What to work on: Down to the last line, reproduce the data that follows, but skip the pictures.

Dataset entries:
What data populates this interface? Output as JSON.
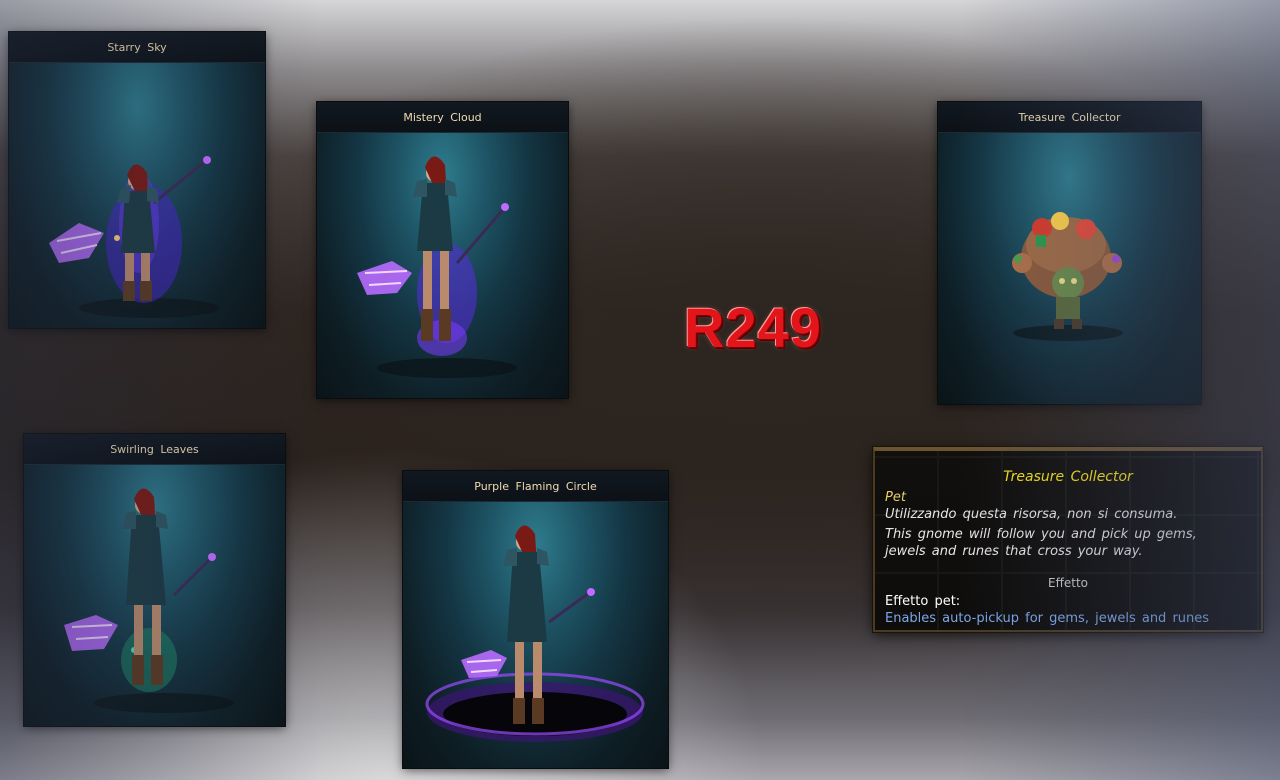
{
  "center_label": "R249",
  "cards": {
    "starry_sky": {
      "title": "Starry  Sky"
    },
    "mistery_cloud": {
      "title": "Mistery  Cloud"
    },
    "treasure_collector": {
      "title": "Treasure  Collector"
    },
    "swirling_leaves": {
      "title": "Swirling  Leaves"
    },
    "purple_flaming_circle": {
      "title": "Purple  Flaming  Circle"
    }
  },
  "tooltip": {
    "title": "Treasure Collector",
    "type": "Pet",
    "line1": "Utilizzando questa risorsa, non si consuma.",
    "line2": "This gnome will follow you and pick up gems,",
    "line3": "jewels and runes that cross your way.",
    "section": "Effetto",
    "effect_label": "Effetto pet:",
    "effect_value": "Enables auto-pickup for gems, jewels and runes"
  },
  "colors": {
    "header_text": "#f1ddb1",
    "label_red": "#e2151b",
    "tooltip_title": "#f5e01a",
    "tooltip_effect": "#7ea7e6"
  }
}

Output below:
What data populates this interface? Output as JSON.
{
  "center_label": "R249",
  "cards": {
    "starry_sky": {
      "title": "Starry  Sky"
    },
    "mistery_cloud": {
      "title": "Mistery  Cloud"
    },
    "treasure_collector": {
      "title": "Treasure  Collector"
    },
    "swirling_leaves": {
      "title": "Swirling  Leaves"
    },
    "purple_flaming_circle": {
      "title": "Purple  Flaming  Circle"
    }
  },
  "tooltip": {
    "title": "Treasure Collector",
    "type": "Pet",
    "line1": "Utilizzando questa risorsa, non si consuma.",
    "line2": "This gnome will follow you and pick up gems,",
    "line3": "jewels and runes that cross your way.",
    "section": "Effetto",
    "effect_label": "Effetto pet:",
    "effect_value": "Enables auto-pickup for gems, jewels and runes"
  },
  "colors": {
    "header_text": "#f1ddb1",
    "label_red": "#e2151b",
    "tooltip_title": "#f5e01a",
    "tooltip_effect": "#7ea7e6"
  }
}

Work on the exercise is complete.